For the study, investigators analyzed 2001-2010 information from the UK Medicines and Healthcare products Regulatory Agency, which runs a national spontaneous reporting system to collect suspected adverse drug reaction data.

The researchers found that spontaneous reports alone are not currently generating required data, and important safety messages from the regulator do not match reporting patterns. Additional reporting strategies will be required to improve the quantity and quality of information on suspected adverse drug reactions in young children.


A group of James Cook University scientists led by Emeritus Professor Ross Alford has designed and built an inexpensive incubator that could boost research into how animals and plants will be affected by climate change.

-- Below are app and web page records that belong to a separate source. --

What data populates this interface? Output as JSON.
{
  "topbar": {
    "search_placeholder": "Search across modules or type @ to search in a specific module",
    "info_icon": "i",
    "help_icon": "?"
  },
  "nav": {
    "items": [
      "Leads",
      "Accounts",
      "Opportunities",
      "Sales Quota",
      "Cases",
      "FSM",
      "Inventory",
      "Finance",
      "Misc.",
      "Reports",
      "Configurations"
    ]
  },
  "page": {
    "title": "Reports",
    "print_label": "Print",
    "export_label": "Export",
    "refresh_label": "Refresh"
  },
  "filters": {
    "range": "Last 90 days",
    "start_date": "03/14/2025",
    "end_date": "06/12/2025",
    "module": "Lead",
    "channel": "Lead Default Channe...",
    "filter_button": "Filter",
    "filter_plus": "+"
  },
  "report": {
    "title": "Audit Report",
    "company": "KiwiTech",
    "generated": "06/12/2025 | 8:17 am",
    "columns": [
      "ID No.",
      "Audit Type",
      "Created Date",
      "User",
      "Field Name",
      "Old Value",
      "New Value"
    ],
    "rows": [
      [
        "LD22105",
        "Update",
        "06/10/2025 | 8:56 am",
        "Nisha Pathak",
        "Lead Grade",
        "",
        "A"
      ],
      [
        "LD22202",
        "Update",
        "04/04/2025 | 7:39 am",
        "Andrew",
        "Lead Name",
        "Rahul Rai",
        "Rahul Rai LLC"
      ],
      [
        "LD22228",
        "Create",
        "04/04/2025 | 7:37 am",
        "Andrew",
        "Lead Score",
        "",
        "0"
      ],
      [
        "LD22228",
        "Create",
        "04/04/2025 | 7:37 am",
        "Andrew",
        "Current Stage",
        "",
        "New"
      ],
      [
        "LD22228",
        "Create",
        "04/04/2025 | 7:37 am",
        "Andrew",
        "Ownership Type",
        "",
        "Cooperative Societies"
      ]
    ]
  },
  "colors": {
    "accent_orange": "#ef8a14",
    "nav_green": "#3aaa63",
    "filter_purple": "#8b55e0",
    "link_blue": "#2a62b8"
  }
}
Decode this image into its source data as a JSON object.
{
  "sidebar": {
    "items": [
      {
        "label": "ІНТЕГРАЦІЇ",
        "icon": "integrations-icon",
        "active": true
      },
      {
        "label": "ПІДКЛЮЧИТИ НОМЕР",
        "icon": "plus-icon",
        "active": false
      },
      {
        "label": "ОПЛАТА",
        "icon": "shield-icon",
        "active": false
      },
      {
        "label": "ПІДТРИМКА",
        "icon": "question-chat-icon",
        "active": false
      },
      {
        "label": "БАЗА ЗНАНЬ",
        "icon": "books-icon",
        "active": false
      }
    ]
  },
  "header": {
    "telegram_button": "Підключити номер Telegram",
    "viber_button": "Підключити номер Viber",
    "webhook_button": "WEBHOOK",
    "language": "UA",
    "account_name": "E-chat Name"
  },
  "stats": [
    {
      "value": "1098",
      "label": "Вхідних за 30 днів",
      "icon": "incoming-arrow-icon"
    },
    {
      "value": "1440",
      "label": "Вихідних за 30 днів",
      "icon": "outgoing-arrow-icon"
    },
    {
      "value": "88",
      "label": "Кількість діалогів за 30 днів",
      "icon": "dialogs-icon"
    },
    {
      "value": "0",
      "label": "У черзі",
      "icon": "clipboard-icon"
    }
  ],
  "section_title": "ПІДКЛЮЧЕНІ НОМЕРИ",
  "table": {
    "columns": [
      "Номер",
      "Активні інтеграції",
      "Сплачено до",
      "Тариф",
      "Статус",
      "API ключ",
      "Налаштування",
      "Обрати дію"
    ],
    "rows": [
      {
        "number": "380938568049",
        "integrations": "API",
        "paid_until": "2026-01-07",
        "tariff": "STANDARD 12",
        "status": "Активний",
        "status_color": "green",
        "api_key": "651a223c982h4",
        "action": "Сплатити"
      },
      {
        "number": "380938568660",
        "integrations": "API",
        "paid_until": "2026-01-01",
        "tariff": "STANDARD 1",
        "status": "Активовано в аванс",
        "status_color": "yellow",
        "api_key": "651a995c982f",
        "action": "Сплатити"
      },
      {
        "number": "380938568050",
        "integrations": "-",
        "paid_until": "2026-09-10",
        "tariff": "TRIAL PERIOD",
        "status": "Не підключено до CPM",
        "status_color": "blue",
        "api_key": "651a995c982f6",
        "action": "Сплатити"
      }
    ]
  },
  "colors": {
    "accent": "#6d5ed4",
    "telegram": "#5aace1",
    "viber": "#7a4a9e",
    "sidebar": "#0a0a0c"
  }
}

JCU's Sasha Greenspan said the team designed and built small, inexpensive, low-energy-consumption chambers that allow small organisms to grow under very precisely controlled temperature regimes.

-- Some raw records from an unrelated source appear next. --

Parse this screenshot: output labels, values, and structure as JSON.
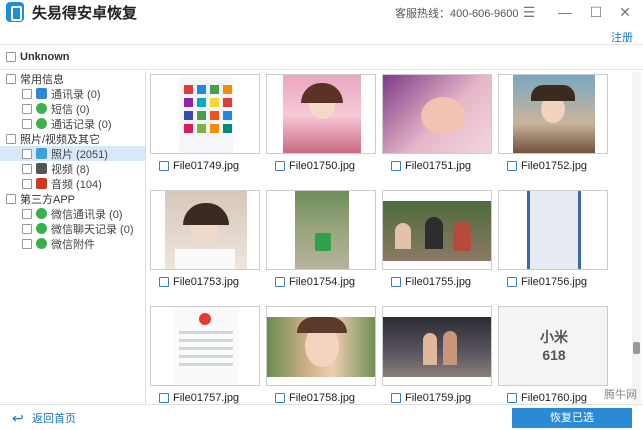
{
  "titlebar": {
    "title": "失易得安卓恢复",
    "hotline": "客服热线：400-606-9600",
    "menu_icon": "menu-icon",
    "minimize_icon": "minimize-icon",
    "maximize_icon": "maximize-icon",
    "close_icon": "close-icon"
  },
  "register_label": "注册",
  "unknown_label": "Unknown",
  "sidebar": {
    "groups": [
      {
        "label": "常用信息",
        "children": [
          {
            "label": "通讯录 (0)",
            "icon": "contacts-icon"
          },
          {
            "label": "短信 (0)",
            "icon": "sms-icon"
          },
          {
            "label": "通话记录 (0)",
            "icon": "call-log-icon"
          }
        ]
      },
      {
        "label": "照片/视频及其它",
        "children": [
          {
            "label": "照片 (2051)",
            "icon": "photo-icon"
          },
          {
            "label": "视频 (8)",
            "icon": "video-icon"
          },
          {
            "label": "音频 (104)",
            "icon": "audio-icon"
          }
        ]
      },
      {
        "label": "第三方APP",
        "children": [
          {
            "label": "微信通讯录 (0)",
            "icon": "wechat-icon"
          },
          {
            "label": "微信聊天记录 (0)",
            "icon": "wechat-icon"
          },
          {
            "label": "微信附件",
            "icon": "wechat-icon"
          }
        ]
      }
    ]
  },
  "files": [
    "File01749.jpg",
    "File01750.jpg",
    "File01751.jpg",
    "File01752.jpg",
    "File01753.jpg",
    "File01754.jpg",
    "File01755.jpg",
    "File01756.jpg",
    "File01757.jpg",
    "File01758.jpg",
    "File01759.jpg",
    "File01760.jpg"
  ],
  "thumb_text": {
    "mi": "小米",
    "num": "618"
  },
  "footer": {
    "back_label": "返回首页",
    "recover_label": "恢复已选"
  },
  "watermark": "腾牛网"
}
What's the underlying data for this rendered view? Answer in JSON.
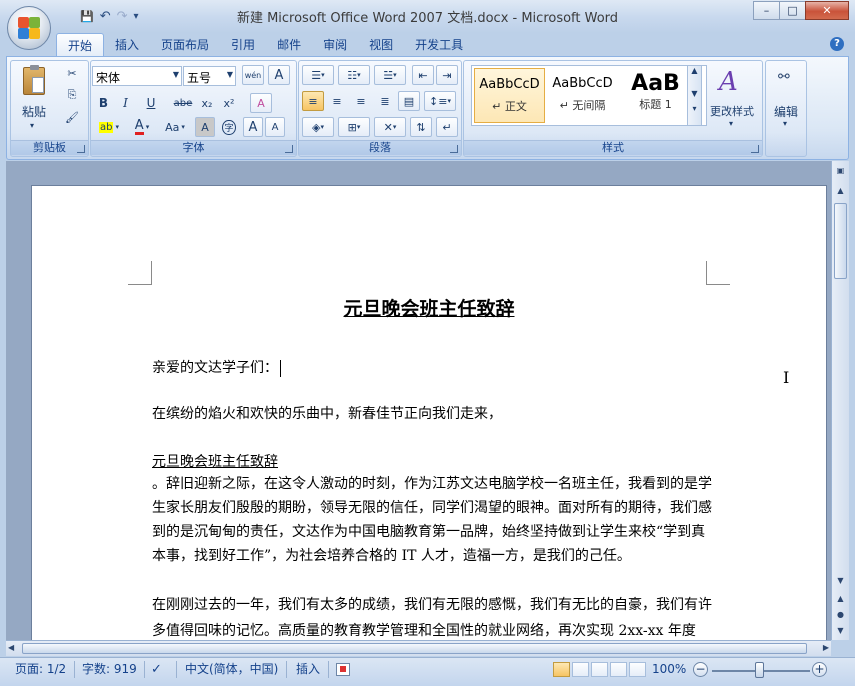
{
  "window": {
    "title": "新建 Microsoft Office Word 2007 文档.docx - Microsoft Word",
    "minimize": "–",
    "maximize": "□",
    "close": "✕"
  },
  "qat": {
    "save_icon": "💾",
    "undo_icon": "↶",
    "redo_icon": "↷",
    "customize_icon": "▾"
  },
  "tabs": [
    "开始",
    "插入",
    "页面布局",
    "引用",
    "邮件",
    "审阅",
    "视图",
    "开发工具"
  ],
  "help": "?",
  "ribbon": {
    "clipboard": {
      "label": "剪贴板",
      "paste": "粘贴",
      "cut_icon": "✂",
      "copy_icon": "⎘",
      "painter_icon": "🖌"
    },
    "font": {
      "label": "字体",
      "font_name": "宋体",
      "font_size": "五号",
      "wen": "wén",
      "A_box": "A",
      "bold": "B",
      "italic": "I",
      "underline": "U",
      "strike": "abe",
      "sub": "x₂",
      "sup": "x²",
      "clear": "A",
      "highlight": "ab",
      "font_color": "A",
      "case": "Aa",
      "shade": "A",
      "enclose": "字",
      "grow": "A",
      "shrink": "A"
    },
    "paragraph": {
      "label": "段落"
    },
    "styles": {
      "label": "样式",
      "items": [
        {
          "sample": "AaBbCcD",
          "name": "↵ 正文"
        },
        {
          "sample": "AaBbCcD",
          "name": "↵ 无间隔"
        },
        {
          "sample": "AaB",
          "name": "标题 1"
        }
      ],
      "change_styles": "更改样式"
    },
    "editing": {
      "label": "编辑",
      "icon": "🔭"
    }
  },
  "document": {
    "title": "元旦晚会班主任致辞",
    "greeting": "亲爱的文达学子们：",
    "line1": "在缤纷的焰火和欢快的乐曲中，新春佳节正向我们走来，",
    "subtitle": "元旦晚会班主任致辞",
    "para1": "。辞旧迎新之际，在这令人激动的时刻，作为江苏文达电脑学校一名班主任，我看到的是学生家长朋友们殷殷的期盼，领导无限的信任，同学们渴望的眼神。面对所有的期待，我们感到的是沉甸甸的责任，文达作为中国电脑教育第一品牌，始终坚持做到让学生来校“学到真本事，找到好工作”，为社会培养合格的 IT 人才，造福一方，是我们的己任。",
    "para2": "在刚刚过去的一年，我们有太多的成绩，我们有无限的感慨，我们有无比的自豪，我们有许多值得回味的记忆。高质量的教育教学管理和全国性的就业网络，再次实现 2xx-xx 年度"
  },
  "status": {
    "page": "页面: 1/2",
    "words": "字数: 919",
    "language": "中文(简体，中国)",
    "mode": "插入",
    "zoom": "100%",
    "zoom_level": 1.0
  }
}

"These are an important advance because they make well replicated, realistic experiments possible," said Ms Greenspan.


ROSEMONT, Ill. (Sept. 7, 2016) -- Prevention programs are effective at reducing the risk of ankle injuries by 40 percent in soccer players, according to a new study appearing in today's issue of the Journal of Bone and Joint Surgery (JBJS).

Injuries to the lower extremities are the most common in soccer. According to the Consumer Product Safety Commission (CPSC), more than 227,700 people were treated for soccer-related injuries in 2015, including more than 36,300 with ankle injuries. These injuries can be traumatic, often sidelining players from the game for weeks or months.


(COLUMBUS, Ohio) - Soccer is an increasingly popular sport in the United States, both professionally and recreationally, with over 3 million registered soccer players under 19 years of age playing in leagues every year. A new study conducted by the Center for Injury Research and Policy of the Research Institute at Nationwide Children's Hospital found that with the increase in the number of players there has been a rise in the number and rate of injuries.


Around 5.4 million people currently receive treatment for asthma in the UK, of which 1.1 million are children.

To diagnose the condition doctors usually measure a person’s airflow lung capacity, however lung function tests can be inaccurate and do not reflect underlying changes associated with asthma. Other tests, such as blood, urine or sputum analysis can be distressing, particularly for younger patients.

The new test, developed in collaboration with Nottingham City Hospital, is completely painless and offers a one-stop diagnosis suitable for people of all ages.


The body’s smallest organ dictates your blood pressure. The size of a grain of rice, the carotid body, located between two major arteries that feed the brain with blood, has been found to control your blood pressure.